-- DATASET --
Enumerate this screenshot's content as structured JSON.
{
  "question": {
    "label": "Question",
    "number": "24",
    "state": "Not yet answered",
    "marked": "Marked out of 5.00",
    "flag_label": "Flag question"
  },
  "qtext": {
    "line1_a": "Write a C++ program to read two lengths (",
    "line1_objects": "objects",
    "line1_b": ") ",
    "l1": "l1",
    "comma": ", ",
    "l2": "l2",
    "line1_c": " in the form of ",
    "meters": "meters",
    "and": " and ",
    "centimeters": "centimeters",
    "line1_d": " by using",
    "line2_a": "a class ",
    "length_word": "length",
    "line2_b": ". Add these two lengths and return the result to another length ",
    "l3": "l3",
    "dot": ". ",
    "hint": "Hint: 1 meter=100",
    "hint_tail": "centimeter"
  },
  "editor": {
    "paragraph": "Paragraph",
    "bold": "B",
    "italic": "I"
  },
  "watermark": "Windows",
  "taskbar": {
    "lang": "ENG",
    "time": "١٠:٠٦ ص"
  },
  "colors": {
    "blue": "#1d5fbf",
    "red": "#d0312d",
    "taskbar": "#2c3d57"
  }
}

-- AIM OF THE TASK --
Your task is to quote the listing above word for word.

-- SOLVED PROBLEM --
Enumerate this screenshot's content as structured JSON.
{
  "question": {
    "label": "Question",
    "number": "24",
    "state": "Not yet answered",
    "marked": "Marked out of 5.00",
    "flag_label": "Flag question"
  },
  "qtext": {
    "line1_a": "Write a C++ program to read two lengths (",
    "line1_objects": "objects",
    "line1_b": ") ",
    "l1": "l1",
    "comma": ", ",
    "l2": "l2",
    "line1_c": " in the form of ",
    "meters": "meters",
    "and": " and ",
    "centimeters": "centimeters",
    "line1_d": " by using",
    "line2_a": "a class ",
    "length_word": "length",
    "line2_b": ". Add these two lengths and return the result to another length ",
    "l3": "l3",
    "dot": ". ",
    "hint": "Hint: 1 meter=100",
    "hint_tail": "centimeter"
  },
  "editor": {
    "paragraph": "Paragraph",
    "bold": "B",
    "italic": "I"
  },
  "watermark": "Windows",
  "taskbar": {
    "lang": "ENG",
    "time": "١٠:٠٦ ص"
  },
  "colors": {
    "blue": "#1d5fbf",
    "red": "#d0312d",
    "taskbar": "#2c3d57"
  }
}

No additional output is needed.